Fresh off his last mission against Dr. O (a review of which can be found here), simian MI7 agent Bubbles is tasked with a typical spy mission to rescue… or was it contain… some baboons from a London zoo. The mission itself takes up less than two or three pages in the twenty page book; the rest is spent on conversation between Bubbles and his MI7 colleagues. We have Director, a.k.a. Judi Dench‘s M, the Q-inspired gadget man P, and Miss Prime who somewhat occupies both the Bond girl role and that of Moneypenny. She is given her own side-mission by Bubbles to infiltrate a cat emporium and retrieve… or was it capture… a Blofeld-esque white cat.
If you couldn’t tell by now, this comic, while entertaining, was fairly confusing. Its story jumps around too much and yet often stays in one setting for an unnecessary amount of time. Plenty of individual scenes and panels are great (due in part because of the excellent artwork by Matt Rooke), but I spent most of the comic hurriedly re-reading previous pages to see if I had missed anything.

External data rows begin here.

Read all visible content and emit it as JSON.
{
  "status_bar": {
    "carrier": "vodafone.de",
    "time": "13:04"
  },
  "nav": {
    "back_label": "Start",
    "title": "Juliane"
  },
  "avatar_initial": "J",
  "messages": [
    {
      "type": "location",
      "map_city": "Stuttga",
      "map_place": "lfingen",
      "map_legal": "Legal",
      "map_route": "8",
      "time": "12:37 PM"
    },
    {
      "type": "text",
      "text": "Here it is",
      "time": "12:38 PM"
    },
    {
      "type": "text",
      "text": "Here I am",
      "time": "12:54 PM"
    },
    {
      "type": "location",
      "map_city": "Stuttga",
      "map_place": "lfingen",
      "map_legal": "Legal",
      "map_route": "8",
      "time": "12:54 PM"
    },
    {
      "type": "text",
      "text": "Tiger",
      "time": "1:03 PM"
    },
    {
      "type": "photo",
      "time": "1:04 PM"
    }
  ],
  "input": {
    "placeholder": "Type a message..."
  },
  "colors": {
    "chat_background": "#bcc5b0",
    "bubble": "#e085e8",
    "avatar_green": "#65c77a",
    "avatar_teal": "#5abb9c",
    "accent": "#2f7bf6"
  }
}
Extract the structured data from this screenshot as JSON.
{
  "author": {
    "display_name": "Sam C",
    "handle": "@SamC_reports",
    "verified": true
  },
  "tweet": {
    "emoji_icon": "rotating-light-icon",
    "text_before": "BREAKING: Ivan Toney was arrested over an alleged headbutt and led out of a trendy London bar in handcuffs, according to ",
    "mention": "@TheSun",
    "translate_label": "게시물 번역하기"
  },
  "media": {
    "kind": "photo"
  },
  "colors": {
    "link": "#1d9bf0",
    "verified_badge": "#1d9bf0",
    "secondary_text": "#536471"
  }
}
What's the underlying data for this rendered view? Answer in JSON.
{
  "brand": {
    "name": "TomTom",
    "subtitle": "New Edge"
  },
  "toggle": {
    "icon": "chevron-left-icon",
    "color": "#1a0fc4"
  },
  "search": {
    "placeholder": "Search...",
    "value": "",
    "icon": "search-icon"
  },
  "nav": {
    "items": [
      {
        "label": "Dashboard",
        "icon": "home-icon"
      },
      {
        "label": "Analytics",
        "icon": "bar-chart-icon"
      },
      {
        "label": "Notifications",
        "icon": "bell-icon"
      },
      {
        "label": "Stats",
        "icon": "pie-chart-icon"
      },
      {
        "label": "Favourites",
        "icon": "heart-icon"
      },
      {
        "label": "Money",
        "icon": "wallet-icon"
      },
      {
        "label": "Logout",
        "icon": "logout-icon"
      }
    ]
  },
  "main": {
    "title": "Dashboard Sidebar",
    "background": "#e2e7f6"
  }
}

I went into Baboon Taker thinking it would be a Bond parody heavy on jokes and light on story and instead I was met with something else. That’s fine- if anything, it made the issue more interesting to me, but it felt too short and disorganized for me to delve into the story it was trying to tell. To be fair, I haven’t read the first issue so any problems stemming from that are not the fault of the issue I read. Perhaps if Dr. O spent more time fleshing out Bubbles and the rest of his MI7 regulars, the absence of character depth here would not bother me as much. His top secret background as an experimental animal agent is ripe for intrigue and I hope other issues explore it more.
As I mentioned before, the artwork here is what steals the show, especially when it includes little 007 nods and easter eggs (like Bubbles’ Walther PPK). Everyone’s outfit is a cross between modern and Sixties design. Miss Prime’s outfit in particular reminded me of something Emma Peel might have worn on The Avengers. Bubbles’ design and personality are fun too, combining Roger Moore‘s Bond with Basil Rathbone‘s Sherlock Holmes. Even when the plot confused me, each panel was a treat to look at. There isn’t much action in the book, so the detailed backgrounds (and occasional clever joke) become much more important.

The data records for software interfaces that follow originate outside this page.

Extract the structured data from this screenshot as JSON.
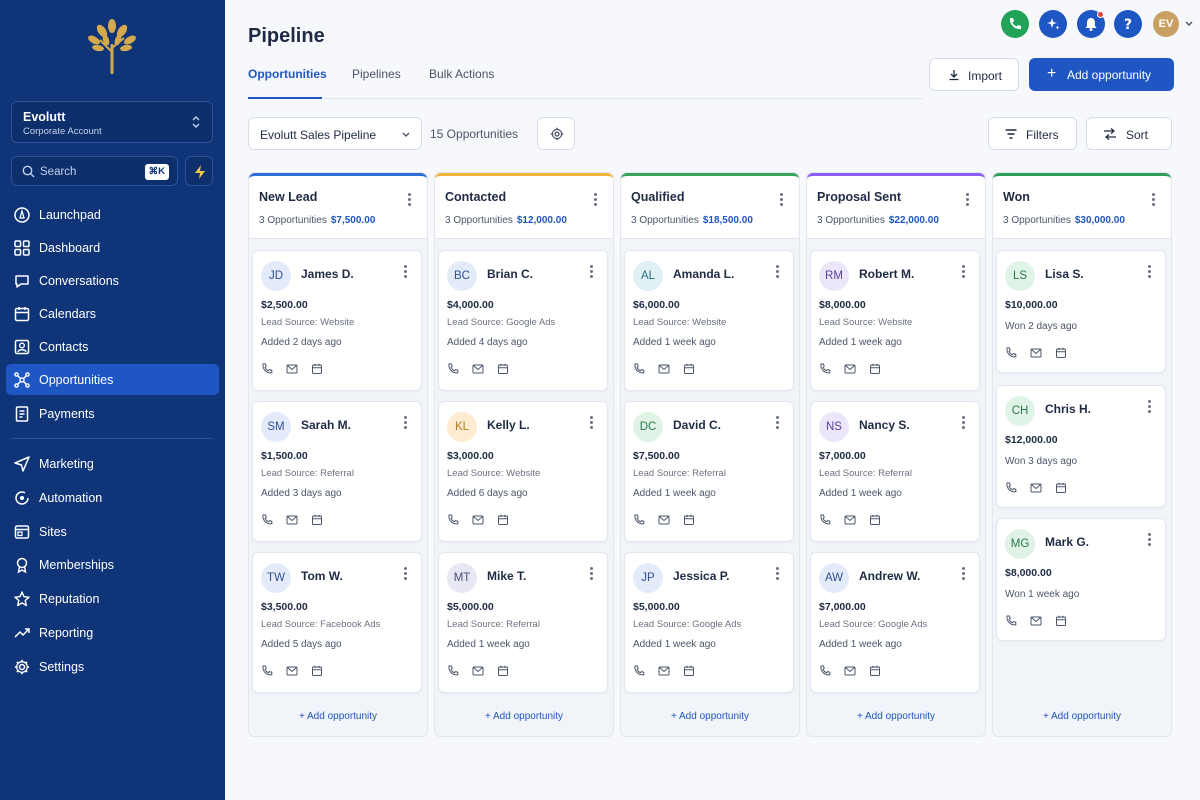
{
  "sidebar": {
    "account": {
      "name": "Evolutt",
      "subtitle": "Corporate Account"
    },
    "search": {
      "placeholder": "Search",
      "shortcut": "⌘K"
    },
    "items": [
      {
        "label": "Launchpad",
        "icon": "rocket-icon"
      },
      {
        "label": "Dashboard",
        "icon": "grid-icon"
      },
      {
        "label": "Conversations",
        "icon": "chat-icon"
      },
      {
        "label": "Calendars",
        "icon": "calendar-icon"
      },
      {
        "label": "Contacts",
        "icon": "contacts-icon"
      },
      {
        "label": "Opportunities",
        "icon": "opportunities-icon",
        "active": true
      },
      {
        "label": "Payments",
        "icon": "payments-icon"
      },
      {
        "label": "Marketing",
        "icon": "send-icon"
      },
      {
        "label": "Automation",
        "icon": "automation-icon"
      },
      {
        "label": "Sites",
        "icon": "sites-icon"
      },
      {
        "label": "Memberships",
        "icon": "badge-icon"
      },
      {
        "label": "Reputation",
        "icon": "star-icon"
      },
      {
        "label": "Reporting",
        "icon": "trend-icon"
      },
      {
        "label": "Settings",
        "icon": "gear-icon"
      }
    ]
  },
  "header": {
    "title": "Pipeline",
    "tabs": [
      {
        "label": "Opportunities",
        "active": true
      },
      {
        "label": "Pipelines"
      },
      {
        "label": "Bulk Actions"
      }
    ],
    "import_label": "Import",
    "add_label": "Add opportunity",
    "user_initials": "EV"
  },
  "toolbar": {
    "pipeline_select": "Evolutt Sales Pipeline",
    "count": "15 Opportunities",
    "filters_label": "Filters",
    "sort_label": "Sort"
  },
  "colors": {
    "accent": "#1e56c3",
    "sidebar": "#0f3578"
  },
  "columns": [
    {
      "title": "New Lead",
      "count": "3 Opportunities",
      "amount": "$7,500.00",
      "color": "#2f6fd6",
      "add_label": "+ Add opportunity",
      "cards": [
        {
          "initials": "JD",
          "name": "James D.",
          "value": "$2,500.00",
          "source": "Lead Source: Website",
          "added": "Added 2 days ago",
          "av_bg": "#e3ebfb",
          "av_fg": "#2f4f8f"
        },
        {
          "initials": "SM",
          "name": "Sarah M.",
          "value": "$1,500.00",
          "source": "Lead Source: Referral",
          "added": "Added 3 days ago",
          "av_bg": "#e3ebfb",
          "av_fg": "#2f4f8f"
        },
        {
          "initials": "TW",
          "name": "Tom W.",
          "value": "$3,500.00",
          "source": "Lead Source: Facebook Ads",
          "added": "Added 5 days ago",
          "av_bg": "#e3ebfb",
          "av_fg": "#2f4f8f"
        }
      ]
    },
    {
      "title": "Contacted",
      "count": "3 Opportunities",
      "amount": "$12,000.00",
      "color": "#f0b43c",
      "add_label": "+ Add opportunity",
      "cards": [
        {
          "initials": "BC",
          "name": "Brian C.",
          "value": "$4,000.00",
          "source": "Lead Source: Google Ads",
          "added": "Added 4 days ago",
          "av_bg": "#e3ebfb",
          "av_fg": "#2f4f8f"
        },
        {
          "initials": "KL",
          "name": "Kelly L.",
          "value": "$3,000.00",
          "source": "Lead Source: Website",
          "added": "Added 6 days ago",
          "av_bg": "#fdebd2",
          "av_fg": "#b7791f"
        },
        {
          "initials": "MT",
          "name": "Mike T.",
          "value": "$5,000.00",
          "source": "Lead Source: Referral",
          "added": "Added 1 week ago",
          "av_bg": "#e8e8f5",
          "av_fg": "#4a4a7a"
        }
      ]
    },
    {
      "title": "Qualified",
      "count": "3 Opportunities",
      "amount": "$18,500.00",
      "color": "#3aa35a",
      "add_label": "+ Add opportunity",
      "cards": [
        {
          "initials": "AL",
          "name": "Amanda L.",
          "value": "$6,000.00",
          "source": "Lead Source: Website",
          "added": "Added 1 week ago",
          "av_bg": "#dff1f5",
          "av_fg": "#2c6f80"
        },
        {
          "initials": "DC",
          "name": "David C.",
          "value": "$7,500.00",
          "source": "Lead Source: Referral",
          "added": "Added 1 week ago",
          "av_bg": "#dff4e6",
          "av_fg": "#2d7a48"
        },
        {
          "initials": "JP",
          "name": "Jessica P.",
          "value": "$5,000.00",
          "source": "Lead Source: Google Ads",
          "added": "Added 1 week ago",
          "av_bg": "#e3ebfb",
          "av_fg": "#2f4f8f"
        }
      ]
    },
    {
      "title": "Proposal Sent",
      "count": "3 Opportunities",
      "amount": "$22,000.00",
      "color": "#8b5cf6",
      "add_label": "+ Add opportunity",
      "cards": [
        {
          "initials": "RM",
          "name": "Robert M.",
          "value": "$8,000.00",
          "source": "Lead Source: Website",
          "added": "Added 1 week ago",
          "av_bg": "#ece6fb",
          "av_fg": "#5a3f9a"
        },
        {
          "initials": "NS",
          "name": "Nancy S.",
          "value": "$7,000.00",
          "source": "Lead Source: Referral",
          "added": "Added 1 week ago",
          "av_bg": "#ece6fb",
          "av_fg": "#5a3f9a"
        },
        {
          "initials": "AW",
          "name": "Andrew W.",
          "value": "$7,000.00",
          "source": "Lead Source: Google Ads",
          "added": "Added 1 week ago",
          "av_bg": "#e3ebfb",
          "av_fg": "#2f4f8f"
        }
      ]
    },
    {
      "title": "Won",
      "count": "3 Opportunities",
      "amount": "$30,000.00",
      "color": "#2f9e5a",
      "add_label": "+ Add opportunity",
      "cards": [
        {
          "initials": "LS",
          "name": "Lisa S.",
          "value": "$10,000.00",
          "added": "Won 2 days ago",
          "av_bg": "#dff4e6",
          "av_fg": "#2d7a48"
        },
        {
          "initials": "CH",
          "name": "Chris H.",
          "value": "$12,000.00",
          "added": "Won 3 days ago",
          "av_bg": "#dff4e6",
          "av_fg": "#2d7a48"
        },
        {
          "initials": "MG",
          "name": "Mark G.",
          "value": "$8,000.00",
          "added": "Won 1 week ago",
          "av_bg": "#dff4e6",
          "av_fg": "#2d7a48"
        }
      ]
    }
  ]
}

My biggest disappointment: Bubbles doesn’t go into space! For a book whose title is undoubtedly based on Moonraker, the Bond fan in me was waiting patiently for a monkey space battle. We get a little nod to this in a VR simulation Bubbles tries out in his living room, but that’s it. If only the issue didn’t end on an amazing splash page of what this space scene could have looked like, it wouldn’t be such a loss.
As a Bond parody, Bubbles O’Seven in Baboon Taker ranks somewhere in the middle of what I’ve seen and read. On its own, it fairs much better and leaves me interested in The Ape Who Punched Me and further issues down the line. You can find them here on Kickstarter!
Have you set your sights on Bubbles O’Seven? For an exclusive interview with its writer, Grainne McEntee, check out our Podcapers podcast. Tell us what you think in the comments or send us your thoughts on Facebook or Twitter!